Rubber Roof Maintenance
While the Excel's "Walk Anywhere" one-piece rubber roof is a rugged and durable component of your fifth wheel, there's no question that maintaining it will extend its life and keep it performing perfectly. First of all, maintenance is simple, easy, and requires NO special materials. Just clean your roof at least four times each year using water and a medium bristle brush or broom. If your rubber roof is extra dirty and has stains, use 409. Be sure to rinse your roof thoroughly, however, to avoid residue build-up on your RV.
Gray Water Tank
If the light on your monitor panel remains on when the tank is empty, it's a sign that you have a filmy build-up on the sensors inside the tank. Typically this build-up is caused by grease, soap, and scum from the kitchen sink. An easy method of breaking up this greasy film is to put approximately two ounces of black water holding tank chemical into the tank with five gallons of water, just prior to leaving on your next trip. If your traveling distance is 100 miles or more, your tank should be clean and your monitor panel working properly when you reach your destination and set up for the night's stay.
The high quality fiberglass exterior on you Excel unit will keep looking terrific with a little TLC! In fact, you care for your Excel's exterior in much the same way you care for the finish on your car- with a combination of wax and just a tad of elbow grease. To retain the shine and luster of your gel-coated fiberglass exterior, and to keep it looking new for many years, simply wax it at least once a year with a high quality automotive wax.
Spring is a good time to flush your unit's water system. The procedure is simple. Just mix 1/4 cup of Clorox with one gallon of water. Pour the solution into your water tank. Then, add 10 more gallons of water to the tank. Pump the treated water through your entire system, then let it set overnight. The next day, flush your system thoroughly with fresh water. In just a few days, all evidence of the chlorine will be gone.
Wheel Bearings / Slide-out Rams

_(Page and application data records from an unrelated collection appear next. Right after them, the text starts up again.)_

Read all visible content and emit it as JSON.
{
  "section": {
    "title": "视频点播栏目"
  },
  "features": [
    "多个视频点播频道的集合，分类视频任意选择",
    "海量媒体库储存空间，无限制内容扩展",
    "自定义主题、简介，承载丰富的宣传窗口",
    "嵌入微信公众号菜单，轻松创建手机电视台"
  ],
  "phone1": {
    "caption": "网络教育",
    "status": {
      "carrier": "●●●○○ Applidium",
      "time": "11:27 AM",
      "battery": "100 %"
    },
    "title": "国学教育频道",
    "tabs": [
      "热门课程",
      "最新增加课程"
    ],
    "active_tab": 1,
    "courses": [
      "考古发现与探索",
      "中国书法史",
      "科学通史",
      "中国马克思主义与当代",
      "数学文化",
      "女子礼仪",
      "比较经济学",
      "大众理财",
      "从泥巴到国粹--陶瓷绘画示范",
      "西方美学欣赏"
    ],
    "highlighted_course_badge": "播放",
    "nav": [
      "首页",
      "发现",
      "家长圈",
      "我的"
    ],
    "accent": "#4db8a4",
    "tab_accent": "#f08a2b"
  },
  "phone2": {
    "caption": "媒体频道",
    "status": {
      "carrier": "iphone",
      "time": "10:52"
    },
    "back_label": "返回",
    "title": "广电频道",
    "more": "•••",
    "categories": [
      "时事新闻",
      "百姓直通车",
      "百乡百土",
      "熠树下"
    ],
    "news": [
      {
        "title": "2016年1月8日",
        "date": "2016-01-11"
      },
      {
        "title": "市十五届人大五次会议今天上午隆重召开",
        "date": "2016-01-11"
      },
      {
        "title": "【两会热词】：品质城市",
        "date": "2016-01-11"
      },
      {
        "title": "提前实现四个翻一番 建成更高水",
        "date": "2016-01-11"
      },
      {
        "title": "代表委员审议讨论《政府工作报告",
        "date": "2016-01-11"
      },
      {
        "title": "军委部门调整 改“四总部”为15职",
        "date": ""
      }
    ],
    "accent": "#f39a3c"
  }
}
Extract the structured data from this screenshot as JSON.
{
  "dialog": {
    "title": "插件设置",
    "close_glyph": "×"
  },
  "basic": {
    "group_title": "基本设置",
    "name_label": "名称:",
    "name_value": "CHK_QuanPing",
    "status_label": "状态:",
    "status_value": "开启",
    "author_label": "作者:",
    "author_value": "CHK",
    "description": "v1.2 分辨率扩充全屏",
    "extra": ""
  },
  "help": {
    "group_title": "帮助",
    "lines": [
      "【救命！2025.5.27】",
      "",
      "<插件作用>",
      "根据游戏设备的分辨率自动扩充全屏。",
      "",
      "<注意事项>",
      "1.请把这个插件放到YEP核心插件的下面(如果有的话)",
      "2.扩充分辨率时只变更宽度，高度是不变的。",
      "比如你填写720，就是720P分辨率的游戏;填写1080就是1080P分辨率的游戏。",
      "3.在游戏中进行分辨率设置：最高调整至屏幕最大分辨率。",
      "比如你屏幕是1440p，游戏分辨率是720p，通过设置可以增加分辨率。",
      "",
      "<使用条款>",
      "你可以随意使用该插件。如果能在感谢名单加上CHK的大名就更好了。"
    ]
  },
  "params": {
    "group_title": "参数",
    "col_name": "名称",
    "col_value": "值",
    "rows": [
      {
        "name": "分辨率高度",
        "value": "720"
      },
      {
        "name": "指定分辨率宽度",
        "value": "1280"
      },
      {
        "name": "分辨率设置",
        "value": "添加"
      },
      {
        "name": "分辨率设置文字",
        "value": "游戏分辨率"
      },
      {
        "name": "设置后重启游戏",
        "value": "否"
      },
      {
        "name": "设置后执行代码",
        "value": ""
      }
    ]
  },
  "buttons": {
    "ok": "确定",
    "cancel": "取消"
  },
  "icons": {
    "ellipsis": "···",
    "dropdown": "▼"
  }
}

If it's been 10,000 miles or more, or over two years, it's a good idea to grease the wheel bearings. And while you're at it, you should put some silicone spray lubricant on the slide-out rams. Those of you with a flush floor unit, with the older style rollers or slide plates on the end of the slide-out room rams, should go one step further and clean and lubricate the slide plate surface. Your slide-out room will move up and down freely and continue to give you trouble-free service.